We are going to look at a few areas where you are likely to see some overlaps and some discrepancies in terms of what is currently in place from ASHA and from individual states. This is by no means an exhaustive list, but it includes some of the more key elements.
One area that is pretty consistent is that ASHA recommends, and most states require, that if you are going to be supervising, you need to have had your Certificate of Clinical Competency (CCC) for at least two years. Some states require a third year, but the rule of thumb is that at least two years with your CCC is what most states are looking for before they permit you to supervise an SLPA.

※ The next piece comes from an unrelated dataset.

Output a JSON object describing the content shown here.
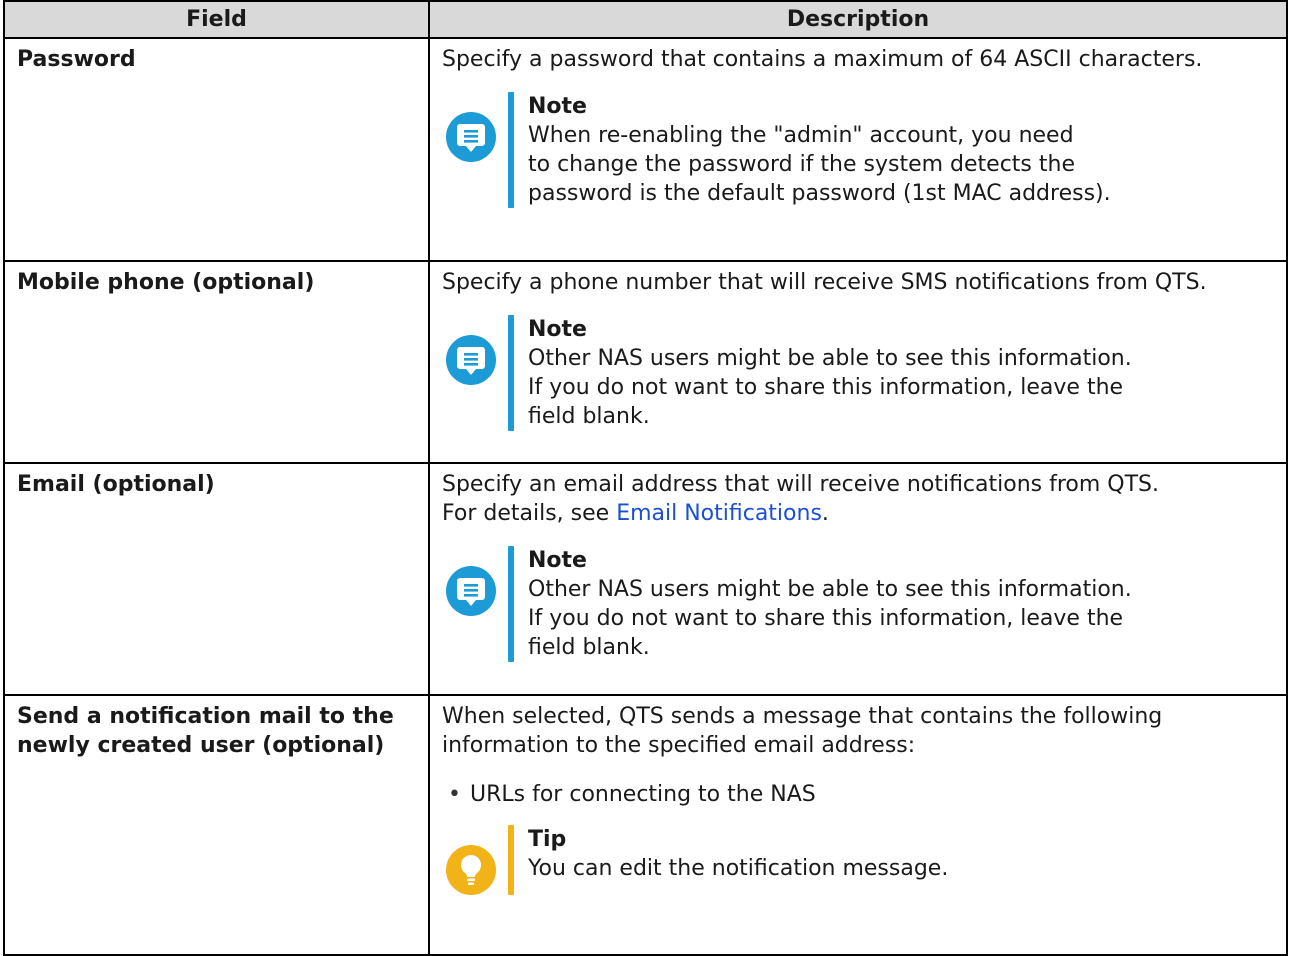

In the interest of full transparency, I will tell you that I had not had my CCC for even a full year when I began supervising. Missouri did not have any requirement related to this, and I had the opportunity to supervise in my previous career, but I had not had my CCC for two years when I started. In hindsight, I think this is a very important and valid aspect of what ASHA is recommending; there is good reason for it. Here is an example of why. One of my first implementers was great, and we worked well together. She was new, but everything was going great. One morning she said, “We have a new student.” She had put together the student file with the individualized education program (IEP), and everything looked good. Keep in mind, I had not had my CCC for even a year yet. I brought the student in to do a screening and I noticed nasality, so I took a peek in the student's mouth, and I noticed the largest bifid uvula I have ever seen. I did not have a lot of experience yet. I had seen them in books and videos, but I thought, “This is a great teaching moment.” So I called the implementer over and I put the tongue depressor in the student's mouth. The implementer took one look, ran from the room and proceeded to get sick in the hallway.
What I learned from that teachable moment was that, first of all, not everybody is that excited about a bifid uvula. The second thing I learned was that you cannot bring them along faster than they are ready. If I had had more experience, I would have recognized that. I would have known that the strength of the leader does indeed determine the speed of the pack, but you cannot increase their speed just because you think it is time. So it was a very teachable moment, and one that has stuck with me for many, many years.